When pop-folksinger Shawn Colvin released A Few Small Repairs in 1996, the music world was ripe for an album of sharp, catchy songs by a female singer-songwriter. Lilith Fair, the tour for women in the music, would gross $16 million in 1997. Colvin would be a main stage artist in all three years of the tour, playing alongside Liz Phair, Suzanne Vega, Sheryl Crow, Sarah McLachlan, Meshell Ndegeocello, Joan Osborne, Lisa Loeb, Erykah Badu, and many others. Strong female artists were not only making great music (when were they not?) but also having bold success. Alanis Morissette's Jagged Little Pill preceded Colvin's fourth recording by just 16 months.

Keep reading... Show less

Frank Miller locates our tragedy and warps it into his own brutal beauty.

In terms of continuity, the so-called promotion of this entry as Miller's “third" in the series is deceptively cryptic. Miller's mid-'80s limited series The Dark Knight Returns (or DKR) is a “Top 5 All-Time" graphic novel, if not easily “Top 3". His intertextual and metatextual themes resonated then as they do now, a reason this source material was “go to" for Christopher Nolan when he resurrected the franchise for Warner Bros. in the mid-00s. The sheer iconicity of DKR posits a seminal work in the artist's canon, which shares company with the likes of Sin City, 300, and an influential run on Daredevil, to name a few.

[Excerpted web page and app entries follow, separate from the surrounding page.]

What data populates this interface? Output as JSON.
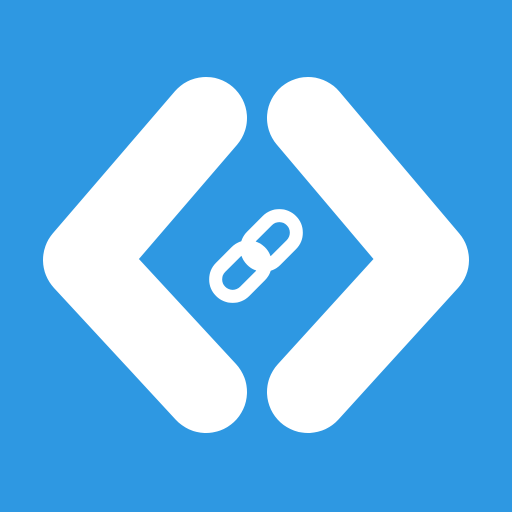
{
  "app_icon": {
    "icon_name": "code-link-icon",
    "elements": [
      "left-angle-bracket-icon",
      "right-angle-bracket-icon",
      "chain-link-icon"
    ],
    "colors": {
      "background": "#2E98E2",
      "glyph": "#FFFFFF"
    }
  }
}
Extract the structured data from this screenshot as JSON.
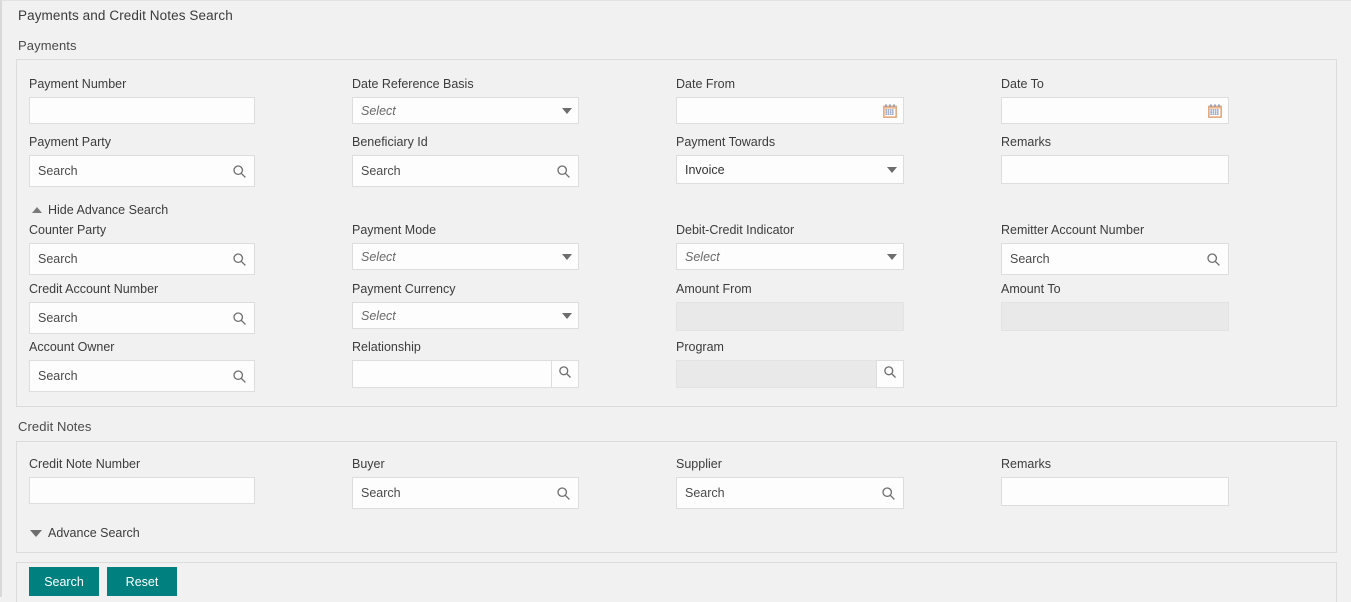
{
  "theme": {
    "accent": "#00807f",
    "page_bg": "#f1f1f1",
    "input_bg": "#fdfdfd",
    "disabled_bg": "#e9e9e9",
    "border": "#dcdcdc"
  },
  "page": {
    "title": "Payments and Credit Notes Search"
  },
  "payments_section": {
    "label": "Payments",
    "fields": {
      "payment_number": {
        "label": "Payment Number",
        "value": ""
      },
      "date_reference_basis": {
        "label": "Date Reference Basis",
        "value": "Select",
        "is_placeholder": true
      },
      "date_from": {
        "label": "Date From",
        "value": "",
        "icon": "calendar-icon"
      },
      "date_to": {
        "label": "Date To",
        "value": "",
        "icon": "calendar-icon"
      },
      "payment_party": {
        "label": "Payment Party",
        "placeholder": "Search",
        "value": "",
        "icon": "search-icon"
      },
      "beneficiary_id": {
        "label": "Beneficiary Id",
        "placeholder": "Search",
        "value": "",
        "icon": "search-icon"
      },
      "payment_towards": {
        "label": "Payment Towards",
        "value": "Invoice",
        "is_placeholder": false
      },
      "remarks": {
        "label": "Remarks",
        "value": ""
      }
    },
    "advance_toggle": {
      "label": "Hide Advance Search",
      "state": "expanded",
      "icon": "chevron-up-icon"
    },
    "advance_fields": {
      "counter_party": {
        "label": "Counter Party",
        "placeholder": "Search",
        "value": "",
        "icon": "search-icon"
      },
      "payment_mode": {
        "label": "Payment Mode",
        "value": "Select",
        "is_placeholder": true
      },
      "debit_credit_indicator": {
        "label": "Debit-Credit Indicator",
        "value": "Select",
        "is_placeholder": true
      },
      "remitter_account_number": {
        "label": "Remitter Account Number",
        "placeholder": "Search",
        "value": "",
        "icon": "search-icon"
      },
      "credit_account_number": {
        "label": "Credit Account Number",
        "placeholder": "Search",
        "value": "",
        "icon": "search-icon"
      },
      "payment_currency": {
        "label": "Payment Currency",
        "value": "Select",
        "is_placeholder": true
      },
      "amount_from": {
        "label": "Amount From",
        "value": "",
        "disabled": true
      },
      "amount_to": {
        "label": "Amount To",
        "value": "",
        "disabled": true
      },
      "account_owner": {
        "label": "Account Owner",
        "placeholder": "Search",
        "value": "",
        "icon": "search-icon"
      },
      "relationship": {
        "label": "Relationship",
        "value": "",
        "icon": "search-icon"
      },
      "program": {
        "label": "Program",
        "value": "",
        "disabled": true,
        "icon": "search-icon"
      }
    }
  },
  "credit_notes_section": {
    "label": "Credit Notes",
    "fields": {
      "credit_note_number": {
        "label": "Credit Note Number",
        "value": ""
      },
      "buyer": {
        "label": "Buyer",
        "placeholder": "Search",
        "value": "",
        "icon": "search-icon"
      },
      "supplier": {
        "label": "Supplier",
        "placeholder": "Search",
        "value": "",
        "icon": "search-icon"
      },
      "remarks": {
        "label": "Remarks",
        "value": ""
      }
    },
    "advance_toggle": {
      "label": "Advance Search",
      "state": "collapsed",
      "icon": "chevron-down-icon"
    }
  },
  "actions": {
    "search_label": "Search",
    "reset_label": "Reset"
  }
}
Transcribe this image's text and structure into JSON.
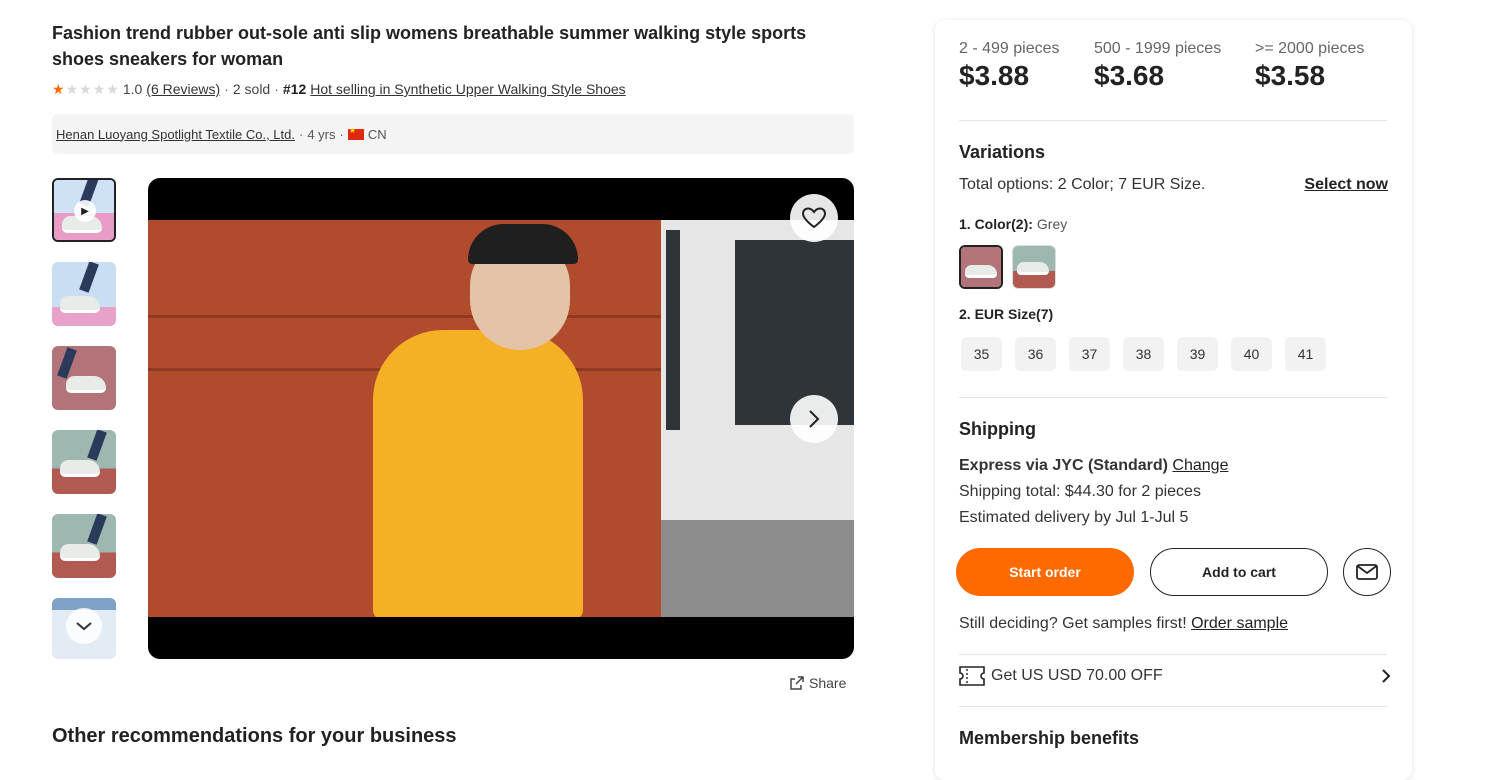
{
  "product": {
    "title": "Fashion trend rubber out-sole anti slip womens breathable summer walking style sports shoes sneakers for woman",
    "rating": "1.0",
    "rating_stars": 1,
    "reviews": "(6 Reviews)",
    "sold": "2 sold",
    "rank": "#12",
    "rank_text": "Hot selling in Synthetic Upper Walking Style Shoes"
  },
  "supplier": {
    "name": "Henan Luoyang Spotlight Textile Co., Ltd.",
    "years": "4 yrs",
    "country": "CN"
  },
  "media": {
    "share_label": "Share"
  },
  "recommendations_title": "Other recommendations for your business",
  "pricing": [
    {
      "qty": "2 - 499 pieces",
      "price": "$3.88"
    },
    {
      "qty": "500 - 1999 pieces",
      "price": "$3.68"
    },
    {
      "qty": ">= 2000 pieces",
      "price": "$3.58"
    }
  ],
  "variations": {
    "title": "Variations",
    "total_label": "Total options:",
    "total_value": "2 Color; 7 EUR Size.",
    "select_now": "Select now",
    "color_label": "1. Color(2):",
    "color_selected": "Grey",
    "size_label": "2. EUR Size(7)",
    "sizes": [
      "35",
      "36",
      "37",
      "38",
      "39",
      "40",
      "41"
    ]
  },
  "shipping": {
    "title": "Shipping",
    "method": "Express via JYC (Standard)",
    "change": "Change",
    "total": "Shipping total: $44.30 for 2 pieces",
    "delivery": "Estimated delivery by Jul 1-Jul 5"
  },
  "actions": {
    "start_order": "Start order",
    "add_to_cart": "Add to cart"
  },
  "samples": {
    "text": "Still deciding? Get samples first!",
    "link": "Order sample"
  },
  "coupon": {
    "text": "Get US USD 70.00 OFF"
  },
  "membership_title": "Membership benefits",
  "colors": {
    "accent": "#ff6a00",
    "text": "#222222"
  }
}
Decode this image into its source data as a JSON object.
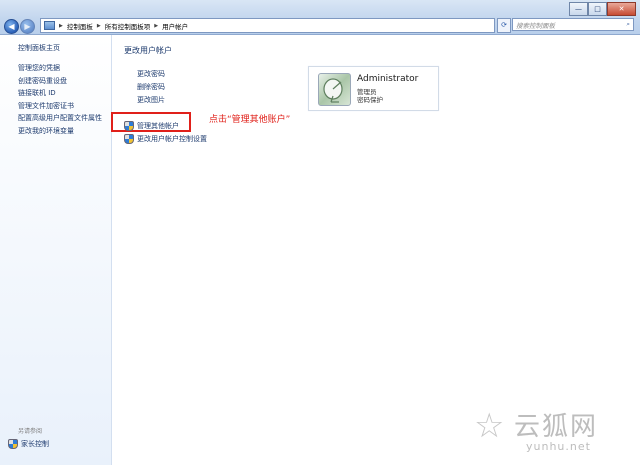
{
  "window": {
    "minimize": "—",
    "maximize": "□",
    "close": "✕"
  },
  "navigation": {
    "back_glyph": "◀",
    "forward_glyph": "▶",
    "breadcrumbs": [
      "控制面板",
      "所有控制面板项",
      "用户帐户"
    ],
    "search_placeholder": "搜索控制面板"
  },
  "sidebar": {
    "home": "控制面板主页",
    "items": [
      "管理您的凭据",
      "创建密码重设盘",
      "链接联机 ID",
      "管理文件加密证书",
      "配置高级用户配置文件属性",
      "更改我的环境变量"
    ],
    "see_also_title": "另请参阅",
    "see_also_items": [
      "家长控制"
    ]
  },
  "main": {
    "title": "更改用户帐户",
    "actions": [
      "更改密码",
      "删除密码",
      "更改图片"
    ],
    "manage_other": "管理其他帐户",
    "uac_settings": "更改用户帐户控制设置",
    "annotation": "点击“管理其他账户”"
  },
  "account": {
    "name": "Administrator",
    "role": "管理员",
    "status": "密码保护"
  },
  "watermark": {
    "brand": "云狐网",
    "url": "yunhu.net"
  },
  "colors": {
    "link": "#1e3b6e",
    "annotation": "#e0201a"
  }
}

Keep reading... Show less
Pop Ten
Mixed Media
PM Picks

© 1999-2017 All rights reserved.
Popmatters is wholly independently owned and operated.